The 43rd President of the United States, George W. Bush, will loose the dogs of war upon the world in a few days. The outcome of the immediate battle is not in doubt. Most Iraqi regulars will surrender rather than risk their lives to defend the brutal dictator of Iraq, and only the Republican Guard, Hussein's elite force, will offer much resistance to the invading U.S. and British forces. One suspects that within a few weeks organized resistance will cease, and the allies will take control of the country. The real battle of Gulf War II will only begin after the last shot is fired in the invasion, and the occupation begins.

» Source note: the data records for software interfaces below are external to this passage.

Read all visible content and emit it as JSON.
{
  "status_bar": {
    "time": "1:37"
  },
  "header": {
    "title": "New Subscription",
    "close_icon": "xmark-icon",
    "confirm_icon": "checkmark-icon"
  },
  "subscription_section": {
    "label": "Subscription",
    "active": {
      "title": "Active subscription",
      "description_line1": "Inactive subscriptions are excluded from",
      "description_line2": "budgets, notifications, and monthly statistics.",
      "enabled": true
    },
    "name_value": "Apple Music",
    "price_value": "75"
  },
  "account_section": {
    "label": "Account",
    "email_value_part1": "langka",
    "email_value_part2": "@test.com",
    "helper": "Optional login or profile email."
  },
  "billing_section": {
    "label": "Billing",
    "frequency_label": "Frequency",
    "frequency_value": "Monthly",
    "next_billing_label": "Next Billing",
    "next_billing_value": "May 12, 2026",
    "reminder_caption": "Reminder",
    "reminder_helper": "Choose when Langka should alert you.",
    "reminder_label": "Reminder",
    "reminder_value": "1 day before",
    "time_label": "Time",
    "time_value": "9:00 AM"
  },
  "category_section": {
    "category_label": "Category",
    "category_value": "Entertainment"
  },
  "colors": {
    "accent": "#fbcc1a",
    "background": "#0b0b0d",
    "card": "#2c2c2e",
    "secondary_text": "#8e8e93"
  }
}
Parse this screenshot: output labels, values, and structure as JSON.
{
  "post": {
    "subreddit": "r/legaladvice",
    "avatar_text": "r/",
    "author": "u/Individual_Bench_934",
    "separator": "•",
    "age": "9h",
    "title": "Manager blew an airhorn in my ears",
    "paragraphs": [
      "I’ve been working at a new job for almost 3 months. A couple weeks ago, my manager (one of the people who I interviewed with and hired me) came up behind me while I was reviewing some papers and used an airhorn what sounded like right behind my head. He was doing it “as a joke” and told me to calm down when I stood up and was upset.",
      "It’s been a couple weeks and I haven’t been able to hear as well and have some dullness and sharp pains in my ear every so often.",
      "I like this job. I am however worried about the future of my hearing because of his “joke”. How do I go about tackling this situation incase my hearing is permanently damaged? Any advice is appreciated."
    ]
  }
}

In the aftermath of Gulf War I, the 41st President of the United States, George H. W. Bush, made a strategic decision to retain military bases in Saudi Arabia that had been installed as part of the campaign to remove Hussein, a former ally, from Kuwait. In doing so, the United States was thought to have been fortunate to obtain an important military foothold in the heart of the Arab world. Through the installation of these bases, the Royal Family of Saudi Arabia was made infinitely more secure from any challenge to its reign especially from outside of the Arabian Peninsula, from ex-patriots breast-fed with the venomous milk of Wahhabi extremism, recently victorious in their holy war to drive the former Soviet Union out of Afghanistan. With the retention of these bases in Saudi Arabia, the United States found itself on the radar screen of another former ally, Osama Bin Laden and, hence, well on the way to the events of 9/11.

The problem with military campaigns like Gulf War I, and Dubya's current campaign for regime change in Iraq, is that the aftermath can last a lot longer than the time it took to fight the original war - and we Americans have very short attention spans.

Matthew Carnicelli, © 2003. All rights reserved.

Originally published March 17, 2003.